**WHAT TO DO**
Work through the entries below and report how many lines include "selected". The number alone is the answer.

━━━━━ TASK MATERIAL

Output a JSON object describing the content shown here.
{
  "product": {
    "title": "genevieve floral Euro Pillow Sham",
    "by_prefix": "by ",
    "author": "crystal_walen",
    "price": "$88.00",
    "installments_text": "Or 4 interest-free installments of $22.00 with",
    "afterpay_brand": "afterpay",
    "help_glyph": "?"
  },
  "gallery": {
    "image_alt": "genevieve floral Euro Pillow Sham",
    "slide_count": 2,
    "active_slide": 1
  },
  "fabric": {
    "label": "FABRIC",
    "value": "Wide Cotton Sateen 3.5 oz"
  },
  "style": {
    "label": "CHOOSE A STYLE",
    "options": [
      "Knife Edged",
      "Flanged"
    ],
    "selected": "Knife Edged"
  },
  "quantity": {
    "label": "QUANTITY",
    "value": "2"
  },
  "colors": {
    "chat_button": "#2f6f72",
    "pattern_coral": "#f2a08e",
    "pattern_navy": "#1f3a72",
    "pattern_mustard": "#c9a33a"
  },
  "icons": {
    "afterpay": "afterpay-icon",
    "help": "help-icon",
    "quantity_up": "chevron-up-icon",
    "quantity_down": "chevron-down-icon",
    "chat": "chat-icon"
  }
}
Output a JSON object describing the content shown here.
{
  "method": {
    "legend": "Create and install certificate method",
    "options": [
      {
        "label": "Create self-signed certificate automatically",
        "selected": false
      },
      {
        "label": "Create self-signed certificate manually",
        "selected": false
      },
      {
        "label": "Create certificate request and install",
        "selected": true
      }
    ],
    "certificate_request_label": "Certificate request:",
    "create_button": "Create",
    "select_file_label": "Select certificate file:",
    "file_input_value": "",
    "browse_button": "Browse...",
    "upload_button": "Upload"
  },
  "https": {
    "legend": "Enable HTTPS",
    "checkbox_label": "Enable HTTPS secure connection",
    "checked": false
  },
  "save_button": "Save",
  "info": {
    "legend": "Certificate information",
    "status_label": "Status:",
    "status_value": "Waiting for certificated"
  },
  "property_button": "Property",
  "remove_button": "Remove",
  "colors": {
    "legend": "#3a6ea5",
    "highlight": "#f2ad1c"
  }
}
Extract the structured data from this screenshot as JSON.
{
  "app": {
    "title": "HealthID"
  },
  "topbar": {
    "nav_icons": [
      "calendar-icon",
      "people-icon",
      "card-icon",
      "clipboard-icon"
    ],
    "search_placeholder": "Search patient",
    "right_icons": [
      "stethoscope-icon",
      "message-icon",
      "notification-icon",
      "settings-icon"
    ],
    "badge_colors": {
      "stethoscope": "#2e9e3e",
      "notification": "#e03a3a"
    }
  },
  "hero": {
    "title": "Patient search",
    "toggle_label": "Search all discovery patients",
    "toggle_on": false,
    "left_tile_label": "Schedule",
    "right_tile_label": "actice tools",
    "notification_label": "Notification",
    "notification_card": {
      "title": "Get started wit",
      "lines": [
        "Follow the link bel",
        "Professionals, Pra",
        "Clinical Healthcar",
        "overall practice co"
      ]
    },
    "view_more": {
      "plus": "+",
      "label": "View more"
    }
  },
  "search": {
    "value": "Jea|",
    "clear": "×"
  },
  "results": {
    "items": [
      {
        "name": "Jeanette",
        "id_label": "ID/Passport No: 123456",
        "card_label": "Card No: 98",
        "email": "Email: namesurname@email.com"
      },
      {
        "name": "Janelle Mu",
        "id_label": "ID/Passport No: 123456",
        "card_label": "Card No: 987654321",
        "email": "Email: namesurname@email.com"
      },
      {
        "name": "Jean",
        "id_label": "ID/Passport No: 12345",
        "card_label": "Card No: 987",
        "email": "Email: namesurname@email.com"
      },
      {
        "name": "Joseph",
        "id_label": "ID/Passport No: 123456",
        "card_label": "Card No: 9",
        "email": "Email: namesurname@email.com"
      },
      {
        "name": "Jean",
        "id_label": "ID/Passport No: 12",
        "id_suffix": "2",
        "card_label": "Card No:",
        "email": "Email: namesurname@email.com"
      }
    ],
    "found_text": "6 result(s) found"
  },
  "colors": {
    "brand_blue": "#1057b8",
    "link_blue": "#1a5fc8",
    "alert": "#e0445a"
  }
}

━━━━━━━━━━

**RESULT OF THIS EXERCISE**
4